### [AIM OF THE TASK]
Below are some entries. Reproduce them word for word.
━━━
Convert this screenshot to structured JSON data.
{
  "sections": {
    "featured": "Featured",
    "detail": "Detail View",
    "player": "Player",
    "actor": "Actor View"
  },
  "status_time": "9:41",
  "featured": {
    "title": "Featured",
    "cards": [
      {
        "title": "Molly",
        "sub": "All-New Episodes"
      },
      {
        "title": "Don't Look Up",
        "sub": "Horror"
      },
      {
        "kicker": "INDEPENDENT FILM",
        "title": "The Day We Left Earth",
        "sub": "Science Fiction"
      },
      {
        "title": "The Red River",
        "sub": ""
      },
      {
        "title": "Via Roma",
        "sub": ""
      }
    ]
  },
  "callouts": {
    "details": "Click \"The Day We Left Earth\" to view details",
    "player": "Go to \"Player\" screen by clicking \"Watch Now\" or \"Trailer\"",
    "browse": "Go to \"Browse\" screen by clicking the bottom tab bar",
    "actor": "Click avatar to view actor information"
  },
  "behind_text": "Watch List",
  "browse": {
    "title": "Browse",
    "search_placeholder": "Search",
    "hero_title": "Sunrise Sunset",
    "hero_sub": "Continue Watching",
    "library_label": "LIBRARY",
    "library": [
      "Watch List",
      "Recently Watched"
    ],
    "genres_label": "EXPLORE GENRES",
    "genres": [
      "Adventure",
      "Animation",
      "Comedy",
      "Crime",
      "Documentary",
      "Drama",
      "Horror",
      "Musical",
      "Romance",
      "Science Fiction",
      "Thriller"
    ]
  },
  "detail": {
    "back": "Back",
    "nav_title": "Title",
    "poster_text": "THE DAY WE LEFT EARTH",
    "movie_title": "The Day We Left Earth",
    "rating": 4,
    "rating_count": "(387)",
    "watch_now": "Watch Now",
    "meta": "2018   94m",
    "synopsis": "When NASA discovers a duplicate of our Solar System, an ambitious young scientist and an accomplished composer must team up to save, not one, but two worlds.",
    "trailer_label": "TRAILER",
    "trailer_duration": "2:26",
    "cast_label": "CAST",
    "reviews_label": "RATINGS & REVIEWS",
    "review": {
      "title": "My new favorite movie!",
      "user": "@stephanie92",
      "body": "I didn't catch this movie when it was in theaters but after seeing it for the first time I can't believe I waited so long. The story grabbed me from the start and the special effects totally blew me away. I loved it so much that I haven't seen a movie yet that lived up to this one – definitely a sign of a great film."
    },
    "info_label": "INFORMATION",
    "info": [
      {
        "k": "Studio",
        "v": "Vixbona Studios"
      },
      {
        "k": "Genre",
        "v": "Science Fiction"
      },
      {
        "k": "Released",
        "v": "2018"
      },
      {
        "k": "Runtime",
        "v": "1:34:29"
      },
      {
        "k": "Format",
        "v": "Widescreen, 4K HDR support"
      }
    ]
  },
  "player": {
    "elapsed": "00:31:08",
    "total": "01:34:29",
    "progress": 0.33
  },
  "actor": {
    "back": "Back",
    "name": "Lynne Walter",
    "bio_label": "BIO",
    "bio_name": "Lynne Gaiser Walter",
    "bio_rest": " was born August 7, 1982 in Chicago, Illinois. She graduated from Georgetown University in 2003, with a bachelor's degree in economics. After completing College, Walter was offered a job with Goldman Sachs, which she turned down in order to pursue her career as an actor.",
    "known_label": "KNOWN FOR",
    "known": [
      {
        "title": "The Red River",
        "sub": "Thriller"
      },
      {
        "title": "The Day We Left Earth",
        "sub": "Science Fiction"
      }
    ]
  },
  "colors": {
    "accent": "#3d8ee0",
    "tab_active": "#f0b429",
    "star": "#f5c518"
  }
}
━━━
### [EXERCISE ANSWER]
Convert this screenshot to structured JSON data.
{
  "sections": {
    "featured": "Featured",
    "detail": "Detail View",
    "player": "Player",
    "actor": "Actor View"
  },
  "status_time": "9:41",
  "featured": {
    "title": "Featured",
    "cards": [
      {
        "title": "Molly",
        "sub": "All-New Episodes"
      },
      {
        "title": "Don't Look Up",
        "sub": "Horror"
      },
      {
        "kicker": "INDEPENDENT FILM",
        "title": "The Day We Left Earth",
        "sub": "Science Fiction"
      },
      {
        "title": "The Red River",
        "sub": ""
      },
      {
        "title": "Via Roma",
        "sub": ""
      }
    ]
  },
  "callouts": {
    "details": "Click \"The Day We Left Earth\" to view details",
    "player": "Go to \"Player\" screen by clicking \"Watch Now\" or \"Trailer\"",
    "browse": "Go to \"Browse\" screen by clicking the bottom tab bar",
    "actor": "Click avatar to view actor information"
  },
  "behind_text": "Watch List",
  "browse": {
    "title": "Browse",
    "search_placeholder": "Search",
    "hero_title": "Sunrise Sunset",
    "hero_sub": "Continue Watching",
    "library_label": "LIBRARY",
    "library": [
      "Watch List",
      "Recently Watched"
    ],
    "genres_label": "EXPLORE GENRES",
    "genres": [
      "Adventure",
      "Animation",
      "Comedy",
      "Crime",
      "Documentary",
      "Drama",
      "Horror",
      "Musical",
      "Romance",
      "Science Fiction",
      "Thriller"
    ]
  },
  "detail": {
    "back": "Back",
    "nav_title": "Title",
    "poster_text": "THE DAY WE LEFT EARTH",
    "movie_title": "The Day We Left Earth",
    "rating": 4,
    "rating_count": "(387)",
    "watch_now": "Watch Now",
    "meta": "2018   94m",
    "synopsis": "When NASA discovers a duplicate of our Solar System, an ambitious young scientist and an accomplished composer must team up to save, not one, but two worlds.",
    "trailer_label": "TRAILER",
    "trailer_duration": "2:26",
    "cast_label": "CAST",
    "reviews_label": "RATINGS & REVIEWS",
    "review": {
      "title": "My new favorite movie!",
      "user": "@stephanie92",
      "body": "I didn't catch this movie when it was in theaters but after seeing it for the first time I can't believe I waited so long. The story grabbed me from the start and the special effects totally blew me away. I loved it so much that I haven't seen a movie yet that lived up to this one – definitely a sign of a great film."
    },
    "info_label": "INFORMATION",
    "info": [
      {
        "k": "Studio",
        "v": "Vixbona Studios"
      },
      {
        "k": "Genre",
        "v": "Science Fiction"
      },
      {
        "k": "Released",
        "v": "2018"
      },
      {
        "k": "Runtime",
        "v": "1:34:29"
      },
      {
        "k": "Format",
        "v": "Widescreen, 4K HDR support"
      }
    ]
  },
  "player": {
    "elapsed": "00:31:08",
    "total": "01:34:29",
    "progress": 0.33
  },
  "actor": {
    "back": "Back",
    "name": "Lynne Walter",
    "bio_label": "BIO",
    "bio_name": "Lynne Gaiser Walter",
    "bio_rest": " was born August 7, 1982 in Chicago, Illinois. She graduated from Georgetown University in 2003, with a bachelor's degree in economics. After completing College, Walter was offered a job with Goldman Sachs, which she turned down in order to pursue her career as an actor.",
    "known_label": "KNOWN FOR",
    "known": [
      {
        "title": "The Red River",
        "sub": "Thriller"
      },
      {
        "title": "The Day We Left Earth",
        "sub": "Science Fiction"
      }
    ]
  },
  "colors": {
    "accent": "#3d8ee0",
    "tab_active": "#f0b429",
    "star": "#f5c518"
  }
}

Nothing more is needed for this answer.